The Kids in the Hall was a sketch comedy television show that was aired from 1989 to 1995. The show was written and acted by five Canadians: Dave Foley, Bruce McCulloch, Kevin McDonald, Mark McKinney, and Scott Thompson. It was amazingly funny and inventive, surreal and black-humoured in the style of Monty Python's Flying Circus.
The Kids were famous for dressing up as women, and gay characters were common on the show, largely because Scott Thompson is gay in real life. After the show ended, the Kids got back together one more time in 1996. The result was Kids in the Hall: Brain Candy, their first - and probably only - movie.
If you have never seen the television show, chances are you probably will not enjoy the movie. If you are a fan of the show, you still may not like the movie. It's one of those films which needs to be seen more than once to be fully appreciated. Critics generally hated it or didn't understand it, and it was probably a failure at the box office. But Brain Candy is a bold, daring movie. It is dark, disturbing, artistic, and yet very funny at the same time.

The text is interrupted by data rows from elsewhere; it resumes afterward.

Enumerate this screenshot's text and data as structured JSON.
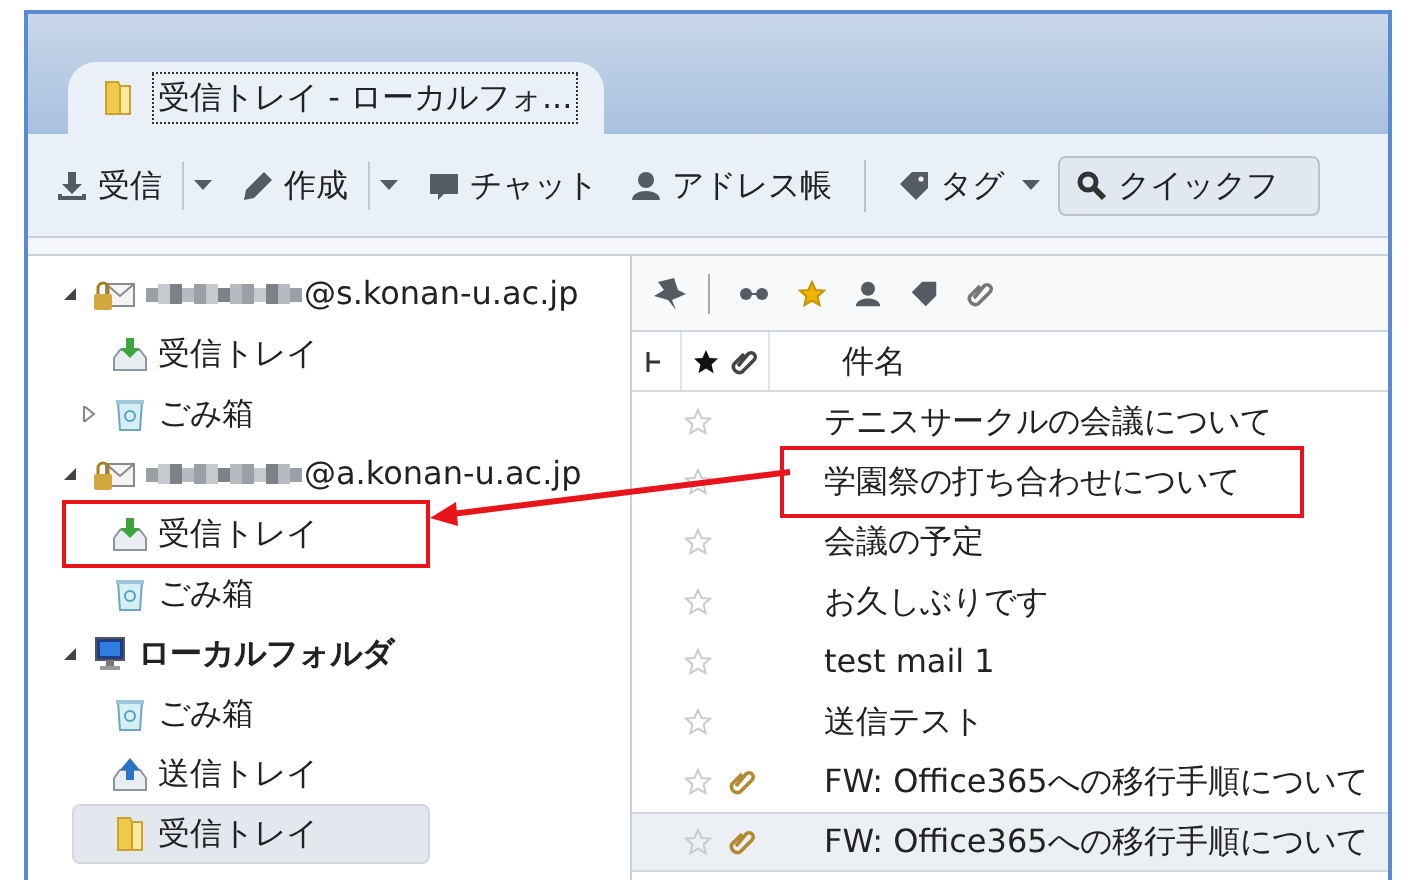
{
  "tab": {
    "title": "受信トレイ - ローカルフォ...",
    "selected": true
  },
  "toolbar": [
    {
      "label": "受信",
      "kind": "get",
      "dropdown": true
    },
    {
      "label": "作成",
      "kind": "write",
      "dropdown": true
    },
    {
      "label": "チャット",
      "kind": "chat",
      "dropdown": false
    },
    {
      "label": "アドレス帳",
      "kind": "contacts",
      "dropdown": false
    },
    {
      "label": "タグ",
      "kind": "tag",
      "dropdown": true
    },
    {
      "label": "クイックフ",
      "kind": "search",
      "dropdown": false
    }
  ],
  "folders": [
    {
      "name": "@s.konan-u.ac.jp",
      "kind": "account",
      "redacted": true,
      "expanded": true,
      "selected": false,
      "highlighted": false,
      "children": [
        {
          "name": "受信トレイ",
          "kind": "inbox",
          "selected": false,
          "highlighted": false
        },
        {
          "name": "ごみ箱",
          "kind": "trash",
          "expanded": false,
          "selected": false,
          "highlighted": false
        }
      ]
    },
    {
      "name": "@a.konan-u.ac.jp",
      "kind": "account",
      "redacted": true,
      "expanded": true,
      "selected": false,
      "highlighted": false,
      "children": [
        {
          "name": "受信トレイ",
          "kind": "inbox",
          "selected": false,
          "highlighted": true
        },
        {
          "name": "ごみ箱",
          "kind": "trash",
          "selected": false,
          "highlighted": false
        }
      ]
    },
    {
      "name": "ローカルフォルダ",
      "kind": "local",
      "redacted": false,
      "expanded": true,
      "selected": false,
      "highlighted": false,
      "children": [
        {
          "name": "ごみ箱",
          "kind": "trash",
          "selected": false,
          "highlighted": false
        },
        {
          "name": "送信トレイ",
          "kind": "outbox",
          "selected": false,
          "highlighted": false
        },
        {
          "name": "受信トレイ",
          "kind": "folder",
          "selected": true,
          "highlighted": false
        }
      ]
    }
  ],
  "columns": {
    "subject": "件名"
  },
  "messages": [
    {
      "subject": "テニスサークルの会議について",
      "starred": false,
      "attachment": false,
      "selected": false,
      "highlighted": false
    },
    {
      "subject": "学園祭の打ち合わせについて",
      "starred": false,
      "attachment": false,
      "selected": false,
      "highlighted": true
    },
    {
      "subject": "会議の予定",
      "starred": false,
      "attachment": false,
      "selected": false,
      "highlighted": false
    },
    {
      "subject": "お久しぶりです",
      "starred": false,
      "attachment": false,
      "selected": false,
      "highlighted": false
    },
    {
      "subject": "test mail 1",
      "starred": false,
      "attachment": false,
      "selected": false,
      "highlighted": false
    },
    {
      "subject": "送信テスト",
      "starred": false,
      "attachment": false,
      "selected": false,
      "highlighted": false
    },
    {
      "subject": "FW: Office365への移行手順について",
      "starred": false,
      "attachment": true,
      "selected": false,
      "highlighted": false
    },
    {
      "subject": "FW: Office365への移行手順について",
      "starred": false,
      "attachment": true,
      "selected": true,
      "highlighted": false
    }
  ]
}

Once you get over the fact that it is very unlike the television show, you will begin to appreciate how good it really is.
Here is the basic plot: Chris Cooper (played by Kevin) is a scientist working for Roritor Pharmaceuticals. Chris has just invented a drug that fights depression and makes people happy all the time, partly by reminding them of their happiest memories. The founder of the company, Don Roritor (played by Mark), made it big years ago with a drug called Stummies, but lately Roritor has fallen on hard times. Don, looking for the next big thing, pressures Chris into making his new anti-depression drug available to the public. Initially the drug is a success, outselling even penicillin, and everyone who takes it is happy. Chris becomes a celebrity, which alienates Alice (played by Bruce), his would-be girlfriend. However, soon the people who have taken the drug fall into comas, unable to escape their happy memories.
The Kids strong suit has always been the various characters they play, and this movie is no exception. They play over 40 characters in the film, most of which are new creations. Mark steals the show as Don Roritor, the ruthless head of Roritor Pharmaceuticals. His voice and mannerisms are very reminiscent of Doctor Evil from the Austin Powers films, although Don came first. Don't forget to check out the similarities between Dr Evil's grey suit and the dark blue suit Don wears near the end of Brain Candy.
Don isn't the only great character in the movie, however. Bruce plays some wonderful roles, such as Grivo, the depressed heavy metal rocker who performs 'Some Days It's Dark'. After taking the drug, he writes a much more upbeat song entitled 'Happiness Pie.' Bruce also plays Cisco, the cocky head of marketing of Roritor, and Cancer Boy, who sounds a bit like Gavin from the television show.
Scott plays a man named Wally who doesn't realise he is gay. Everyone else knows it, including his wife and children. Scott also does a great old lady, in this case playing the first test subject for the drug. Kevin spends a large amount of time in the role of Chris Cooper, but also plays Chris' dad and Wally's wife. Dave Foley fans will be disappointed to find out that he has the least screen time in the movie, and in fact was the only Kid not listed as a writer. But he is very funny as Marv, the corporate yes-man and assistant to Don Roritor.
In addition to the new characters, there are 11 characters that originally appeared in the television show: the police cops (Bruce and Mark); Sid and Sharisse (Bruce and Mark); Raj and Lacey (Scott and Kevin); the cab driver (Mark); Nina Bedford (Mark); Melanie (Mark), Elizabeth II the Queen of England (Scott); and Bellini (Paul Bellini), who as always is dressed in nothing but his trademark towel.
One final note about the movie - the music is very well done. In addition to 'Some Days It's Dark,' 'Happiness Pie,' and Scott singing 'I'm Gay,' the background music fits the film perfectly. Although the band Shadowy Men on a Shadowy Planet do not perform the television theme in the movie (it's too upbeat), they do provide some music, including the opening credits song. The soundtrack to the movie includes songs by They Might Be Giants, Liz Phair, Pavement, Matthew Sweet, Yo La Tengo, Cibo Matto, Pizzicato Five, Odds, and The Tragically Hip, as well as from Bruce, Scott, and yes, even Paul Bellini.